An employment lawyer cannot represent you to the best of their ability without evidence supporting your case. An employment lawyer might suggest that you gather employment records, employment contracts, employee release forms, doctor’s notes, texts and emails, and written recollections of interactions. There may also be other evidence that your lawyer will request that you find. Bringing general evidence, such as those listed above, can help speed up the consultation.
Do I Need an Employment Law Attorney?
Proving any kind of employment law violation on the part of your employer requires knowledge and the skill to apply it in the court system. There are many different acts and regulations that apply to employment law, including the following:
Civil Rights Act
Equal Pay Act
Americans With Disabilities Act
Employment Rights Act of 1996
Although you may be able to find the information that you need online, it can be difficult to apply this knowledge correctly in a legal setting. Even the simple act of filing paperwork incorrectly can cause your case to progress slowly or not at all. An employment attorney’s expertise can help you quickly determine if your employment rights have been violated. They can also know the best way to seek restitution for those violations.
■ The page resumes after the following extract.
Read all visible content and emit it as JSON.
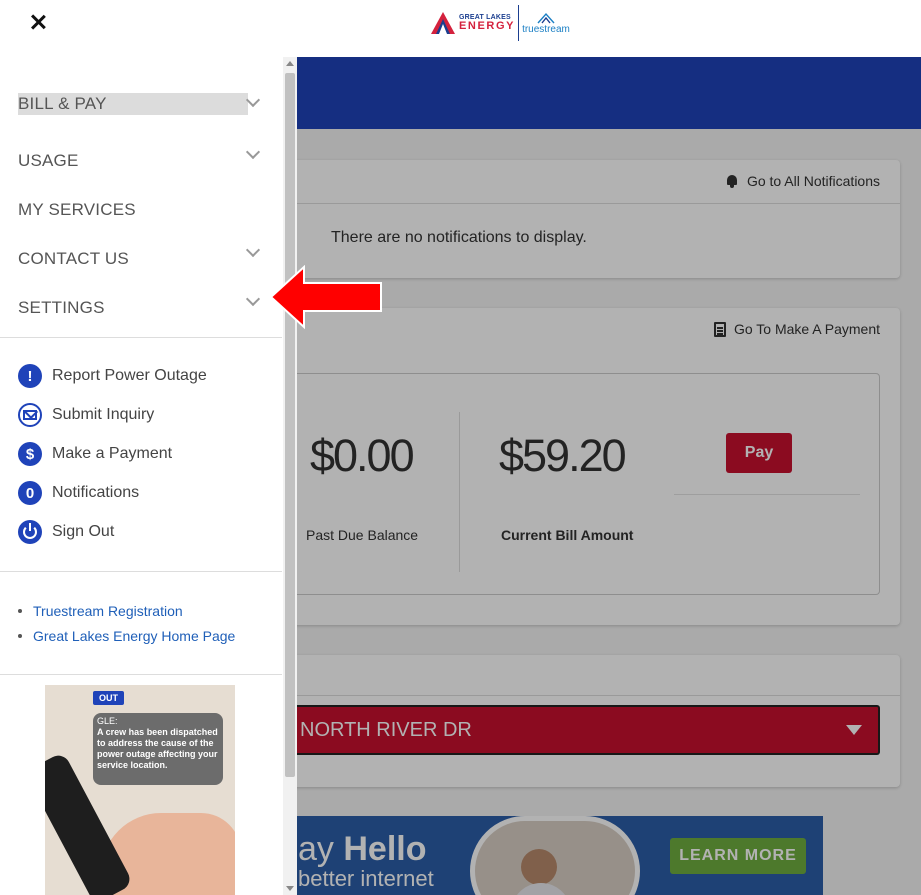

If you are considering taking legal action against your employer or potential employer, it can seem like a daunting task. You are likely facing an entity much larger than yourself. This entity also felt comfortable enough to break the law and cause you harm in the process. Many employers are protected against liability by insurance policies, and these insurance companies are in the business of reducing costs and saving money. This means that they will attempt to pay minimal settlements to any victims. Simply hiring an attorney can help change the outcome of your case. Your employer will understand they are now facing a more difficult opponent.
Anaheim, CA Employment Lawyer
Every California worker has the right to feel safe in their workplace. Both California and the federal government have multiple laws in place that are designed to protect workers. The employer-employee relationship is often skewed towards the employer because they have many more resources. There are also many different facets to employment law. This makes it a difficult area for the average citizen to effectively navigate.
The compassionate and confident employment law representation that you will find with California Employment Counsel, APC, can help you increase your power in the relationship. We are experienced in a plethora of employment law issues, including medical leave claims, discrimination, wage and overtime violations, whistleblowers, wrongful termination, and harassment. Contact us today so we can work together to determine if you are the victim of an employment law violation and the best way to handle the issue.
Why Speak Up In California
You should never be afraid to assert your
rights as an employee